281112. Rusterburg Civic Centre, North West. Association of Mineworkers and Construction Union (Amcu) members arrive this morning singing freedom songs at the public hearing of the Farlam Commission of Enquiry investigating the Marikana tragedy at which 44 people were killed and scores injured. Picture: Dumisani Sibeko

Rustenburg - The conduct of striking miners linked to the Association of Mineworkers and Construction Union (Amcu) was questioned at the Farlam Commission of Inquiry on Friday.

“Was it not true that you decided to go to the NUM office because of the report that NUM members were shooting Amcu members?” Karel Tip, for NUM, asked Lonmin miner Vusimuzi Mandla Mabuyakhulu.

“No,” Mabuyakhulu said, speaking through an interpreter.

The commission earlier heard that Mabuyakhulu was shot, assaulted, and left to die by men associated with the NUM on August 11.

He is employed at Lonmin Platinum's Karee mine, where rock drill operators went on strike in demand of a R12,500 a month wage last year.

Questioning him on Friday, Tip referred to an incident on August 11 when rock drill operators went to the offices of the National Union of Mineworkers (NUM) for clarity on issues with Lonmin.

Earlier that day, a group of about 3000 striking workers had gathered at the Wonderkop Stadium.

They were told people had been shot by NUM members, and that miners had been accosted at a bus station and forced at gunpoint to return to work.

Commission chairman judge Ian Farlam asked: “Was it also a reason for going to the office to ask the NUM people about the shooting?
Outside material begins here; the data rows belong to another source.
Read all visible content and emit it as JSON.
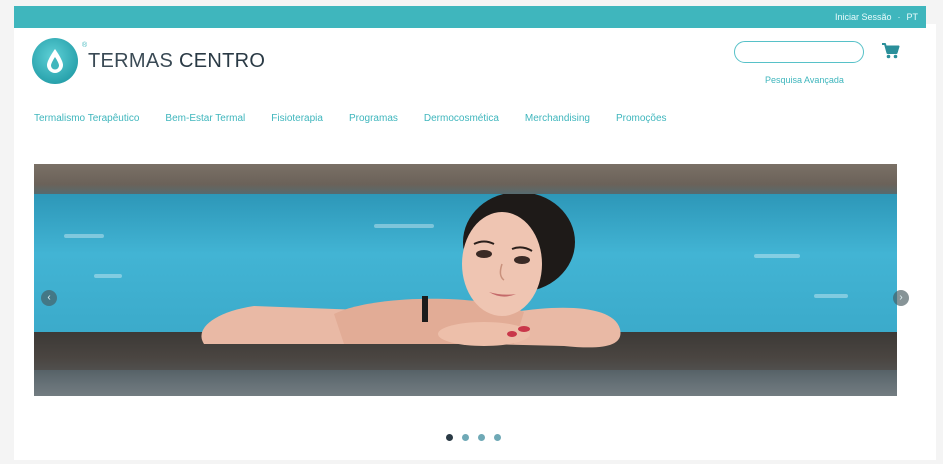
{
  "header": {
    "top_links": [
      "Iniciar Sessão",
      "PT"
    ],
    "logo": {
      "brand_light": "TERMAS",
      "brand_bold": "CENTRO",
      "registered": "®"
    },
    "search": {
      "placeholder": ""
    },
    "advanced_search": "Pesquisa Avançada"
  },
  "nav": {
    "items": [
      "Termalismo Terapêutico",
      "Bem-Estar Termal",
      "Fisioterapia",
      "Programas",
      "Dermocosmética",
      "Merchandising",
      "Promoções"
    ]
  },
  "carousel": {
    "prev_symbol": "‹",
    "next_symbol": "›",
    "slide_count": 4,
    "active_index": 0
  },
  "colors": {
    "accent": "#3fb6bd",
    "text_dark": "#2a3a45"
  }
}
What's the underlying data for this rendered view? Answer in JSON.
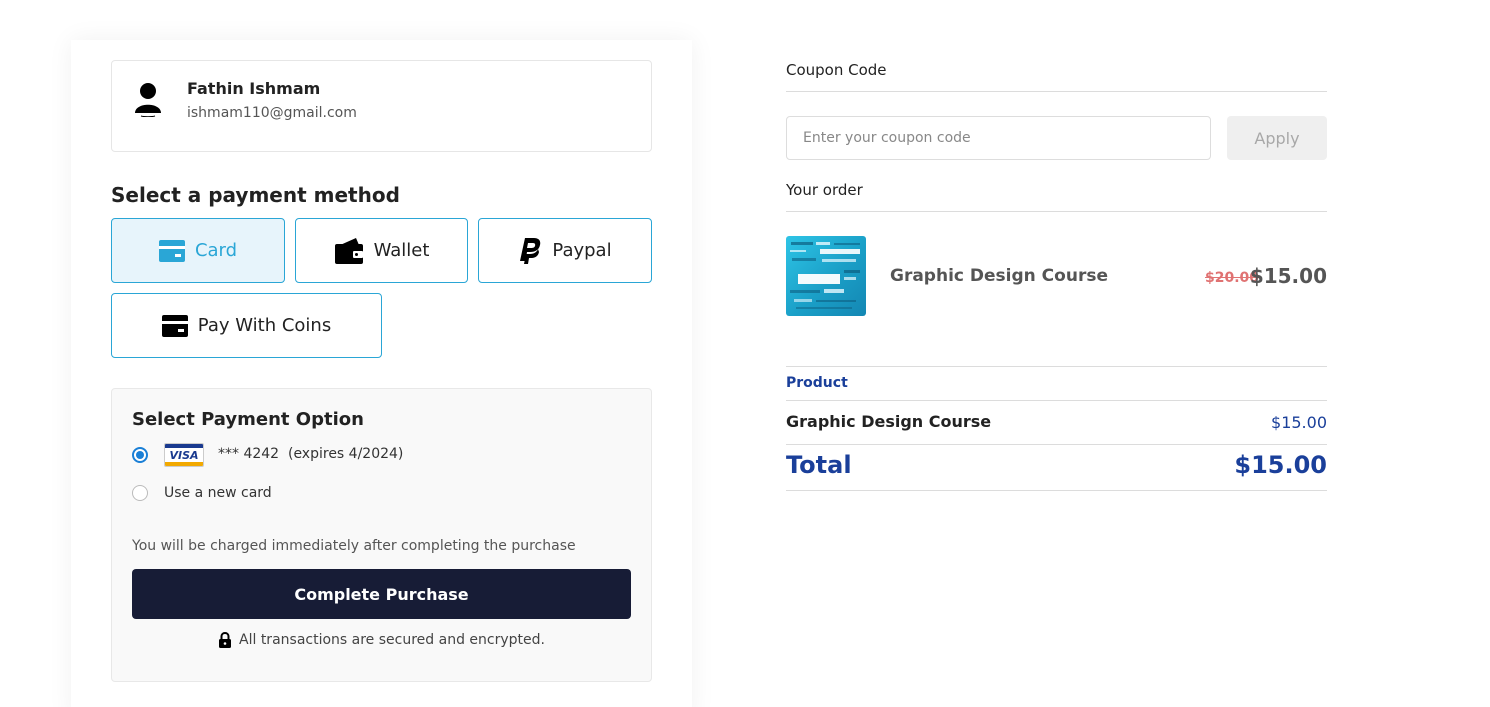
{
  "user": {
    "name": "Fathin Ishmam",
    "email": "ishmam110@gmail.com"
  },
  "payment_methods": {
    "title": "Select a payment method",
    "items": [
      {
        "label": "Card",
        "icon": "credit-card-icon",
        "active": true
      },
      {
        "label": "Wallet",
        "icon": "wallet-icon",
        "active": false
      },
      {
        "label": "Paypal",
        "icon": "paypal-icon",
        "active": false
      },
      {
        "label": "Pay With Coins",
        "icon": "coins-card-icon",
        "active": false
      }
    ]
  },
  "payment_option": {
    "title": "Select Payment Option",
    "saved_card": {
      "brand": "VISA",
      "info": "*** 4242  (expires 4/2024)",
      "selected": true
    },
    "new_card_label": "Use a new card",
    "charge_note": "You will be charged immediately after completing the purchase",
    "complete_label": "Complete Purchase",
    "secure_note": "All transactions are secured and encrypted."
  },
  "coupon": {
    "label": "Coupon Code",
    "placeholder": "Enter your coupon code",
    "apply_label": "Apply"
  },
  "order": {
    "title": "Your order",
    "course_name": "Graphic Design Course",
    "old_price": "$20.00",
    "new_price": "$15.00"
  },
  "summary": {
    "product_header": "Product",
    "rows": [
      {
        "name": "Graphic Design Course",
        "price": "$15.00"
      }
    ],
    "total_label": "Total",
    "total_value": "$15.00"
  },
  "colors": {
    "accent": "#2aa6d6",
    "primary_dark": "#171c36",
    "link_blue": "#1a3f9a",
    "strike_red": "#e07272"
  }
}
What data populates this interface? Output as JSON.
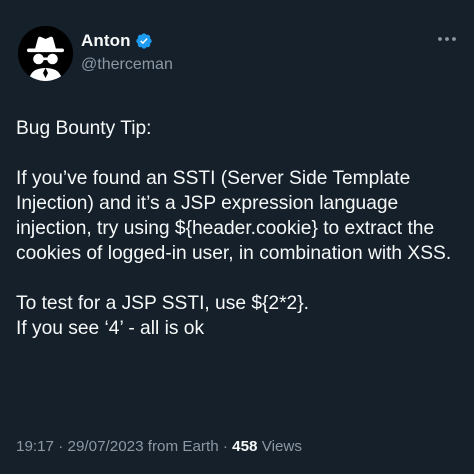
{
  "author": {
    "display_name": "Anton",
    "handle": "@therceman",
    "verified": true,
    "avatar_icon": "spy-incognito-icon"
  },
  "menu_icon": "more-options-icon",
  "tweet": {
    "text": "Bug Bounty Tip:\n\nIf you’ve found an SSTI (Server Side Template Injection) and it’s a JSP expression language injection, try using ${header.cookie} to extract the cookies of logged-in user, in combination with XSS.\n\nTo test for a JSP SSTI, use ${2*2}.\nIf you see ‘4’ - all is ok"
  },
  "meta": {
    "time": "19:17",
    "separator_1": " · ",
    "date": "29/07/2023",
    "source": " from Earth",
    "separator_2": " · ",
    "views_count": "458",
    "views_label": " Views"
  },
  "colors": {
    "background": "#15202b",
    "primary_text": "#f7f9f9",
    "secondary_text": "#8b98a5",
    "verified_badge": "#1d9bf0"
  }
}
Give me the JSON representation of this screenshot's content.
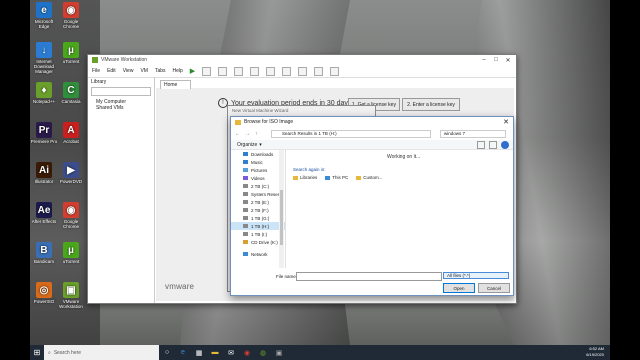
{
  "desktop_icons": [
    {
      "label": "Microsoft Edge",
      "glyph": "e",
      "color": "#1e73c8"
    },
    {
      "label": "Google Chrome",
      "glyph": "◉",
      "color": "#d23f31"
    },
    {
      "label": "Internet Download Manager",
      "glyph": "↓",
      "color": "#2b7bd3"
    },
    {
      "label": "uTorrent",
      "glyph": "µ",
      "color": "#4aa71b"
    },
    {
      "label": "Notepad++",
      "glyph": "♦",
      "color": "#6a9f2b"
    },
    {
      "label": "Camtasia",
      "glyph": "C",
      "color": "#2f8f3a"
    },
    {
      "label": "Premiere Pro",
      "glyph": "Pr",
      "color": "#2a1a4a"
    },
    {
      "label": "Acrobat",
      "glyph": "A",
      "color": "#c8201e"
    },
    {
      "label": "Illustrator",
      "glyph": "Ai",
      "color": "#3a1a06"
    },
    {
      "label": "PowerDVD",
      "glyph": "▶",
      "color": "#3b4d8c"
    },
    {
      "label": "After Effects",
      "glyph": "Ae",
      "color": "#1c1a4a"
    },
    {
      "label": "Google Chrome",
      "glyph": "◉",
      "color": "#d23f31"
    },
    {
      "label": "Bandicam",
      "glyph": "B",
      "color": "#3a6fb5"
    },
    {
      "label": "uTorrent",
      "glyph": "µ",
      "color": "#4aa71b"
    },
    {
      "label": "PowerISO",
      "glyph": "◎",
      "color": "#d86a1a"
    },
    {
      "label": "VMware Workstation",
      "glyph": "▣",
      "color": "#6a9f2b"
    }
  ],
  "vmware": {
    "title": "VMware Workstation",
    "menu": [
      "File",
      "Edit",
      "View",
      "VM",
      "Tabs",
      "Help"
    ],
    "library_header": "Library",
    "library_items": [
      "My Computer",
      "Shared VMs"
    ],
    "home_tab": "Home",
    "eval_text": "Your evaluation period ends in 30 days",
    "get_license": "1. Get a license key",
    "enter_license": "2. Enter a license key",
    "logo_text": "vmware"
  },
  "wizard": {
    "title": "New Virtual Machine Wizard"
  },
  "browse_dialog": {
    "title": "Browse for ISO Image",
    "address": "Search Results in 1 TB (H:)",
    "search_value": "windows 7",
    "organize": "Organize",
    "working_text": "Working on it...",
    "search_again": "Search again in:",
    "locations": [
      "Libraries",
      "This PC",
      "Custom..."
    ],
    "nav_items": [
      "Downloads",
      "Music",
      "Pictures",
      "Videos",
      "2 TB (C:)",
      "System Reserve",
      "2 TB (E:)",
      "2 TB (F:)",
      "1 TB (G:)",
      "1 TB (H:)",
      "1 TB (I:)",
      "CD Drive (K:)",
      "Network"
    ],
    "selected_nav": "1 TB (H:)",
    "file_name_label": "File name:",
    "file_name_value": "",
    "filter_value": "All files (*.*)",
    "open_label": "Open",
    "cancel_label": "Cancel"
  },
  "taskbar": {
    "search_placeholder": "Search here",
    "time": "6:52 AM",
    "date": "6/19/2020"
  }
}
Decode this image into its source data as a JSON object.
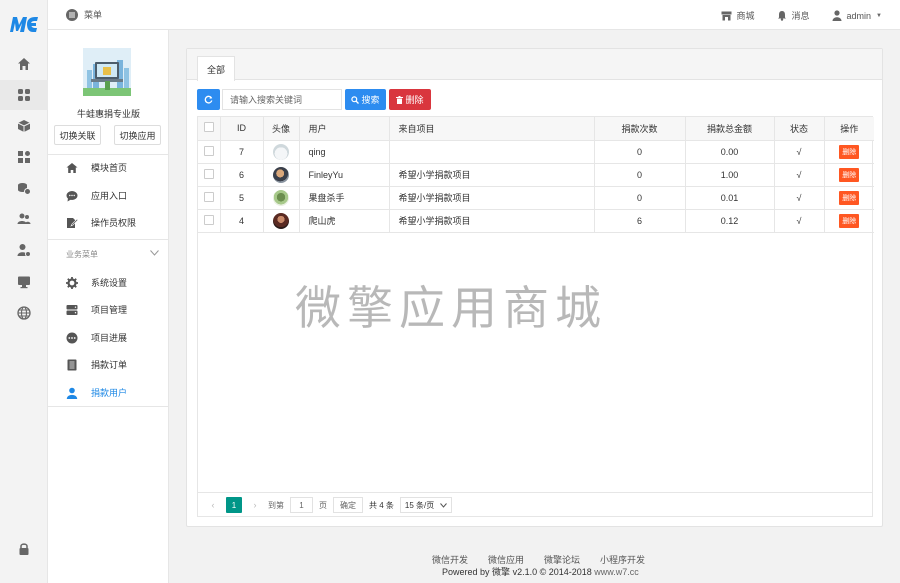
{
  "brand": {
    "logo_text": "ME",
    "accent": "#1e88e5"
  },
  "topbar": {
    "menu_label": "菜单",
    "store_label": "商城",
    "messages_label": "消息",
    "user_label": "admin"
  },
  "rail": {
    "items": [
      "home-icon",
      "apps-icon",
      "box-icon",
      "widgets-icon",
      "coins-icon",
      "users-icon",
      "user-settings-icon",
      "monitor-icon",
      "globe-icon",
      "lock-icon"
    ]
  },
  "sidebar": {
    "shop_name": "牛蛙惠捐专业版",
    "switch_link_label": "切换关联",
    "switch_app_label": "切换应用",
    "items": [
      {
        "label": "模块首页",
        "icon": "home-icon"
      },
      {
        "label": "应用入口",
        "icon": "chat-icon"
      },
      {
        "label": "操作员权限",
        "icon": "edit-icon"
      }
    ],
    "group_label": "业务菜单",
    "business_items": [
      {
        "label": "系统设置",
        "icon": "gear-icon"
      },
      {
        "label": "项目管理",
        "icon": "server-icon"
      },
      {
        "label": "项目进展",
        "icon": "dots-icon"
      },
      {
        "label": "捐款订单",
        "icon": "list-icon"
      },
      {
        "label": "捐款用户",
        "icon": "user-icon",
        "active": true
      }
    ]
  },
  "main": {
    "tab_label": "全部",
    "search_placeholder": "请输入搜索关键词",
    "search_label": "搜索",
    "delete_label": "删除",
    "columns": [
      "ID",
      "头像",
      "用户",
      "来自项目",
      "捐款次数",
      "捐款总金额",
      "状态",
      "操作"
    ],
    "rows": [
      {
        "id": "7",
        "user": "qing",
        "project": "",
        "count": "0",
        "amount": "0.00",
        "status": "√",
        "action": "删除"
      },
      {
        "id": "6",
        "user": "FinleyYu",
        "project": "希望小学捐款项目",
        "count": "0",
        "amount": "1.00",
        "status": "√",
        "action": "删除"
      },
      {
        "id": "5",
        "user": "果盘杀手",
        "project": "希望小学捐款项目",
        "count": "0",
        "amount": "0.01",
        "status": "√",
        "action": "删除"
      },
      {
        "id": "4",
        "user": "爬山虎",
        "project": "希望小学捐款项目",
        "count": "6",
        "amount": "0.12",
        "status": "√",
        "action": "删除"
      }
    ],
    "watermark": "微擎应用商城",
    "pager": {
      "current_page": "1",
      "goto_label": "到第",
      "goto_value": "1",
      "page_unit": "页",
      "confirm_label": "确定",
      "total_label": "共 4 条",
      "page_size": "15 条/页"
    }
  },
  "footer": {
    "links": [
      "微信开发",
      "微信应用",
      "微擎论坛",
      "小程序开发"
    ],
    "powered_prefix": "Powered by",
    "powered_name": "微擎",
    "version": "v2.1.0 © 2014-2018",
    "url": "www.w7.cc"
  }
}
Was it an additional reason?”

Mabuyakhulu said the only reason for going to NUM was to ask why they had instructed Lonmin not to speak to striking workers.

Tip further questioned Mabuyakhulu on the reaction of miners when they heard reports that NUM members were shooting Amcu members.

“What was the reaction from the 3000 people at that meeting to this information?” Tip asked.

Mabuyakhulu replied: “No decision was taken as a result of this report. People were talking and many people said this was not right.”

“Were the people calm?” Tip continued.

Sitting with his hands folded in front of him on the desk, Mabuyakhulu responded: “Yes, that is what happened.”

The commission heard that Mabuyakhulu did not know the person who gave the group the report and would not be able to point him out either.

Tip also wanted clarity on a statement given by Mabuyakhulu to police about the day he was shot in the back and the events leading up to it.

Mabuyakhulu said he had told the policeman many different things, but he had not taken everything down.

He said while he gave the statement he was not in his right mind and language was also a problem.

On Thursday, the commission heard that some paragraphs in the statement were not factually correct.

The conduct of miners believed to be affiliated to NUM took centre stage on Thursday when Mabuyakhulu told the commission he feared for his life and was scared to go home after being told NUM members were looking for him.

The commission is probing the deaths of 44 people during an unprotected strike at Lonmin Platinum's mine in Marikana last year.

On August 16, 34 striking mineworkers were shot dead and 78 injured when police opened fire while trying to disperse a group which had gathered on a hill near the mine.

Ten people, including two police officers and two security guards, were killed near the mine in the preceding week. - Sapa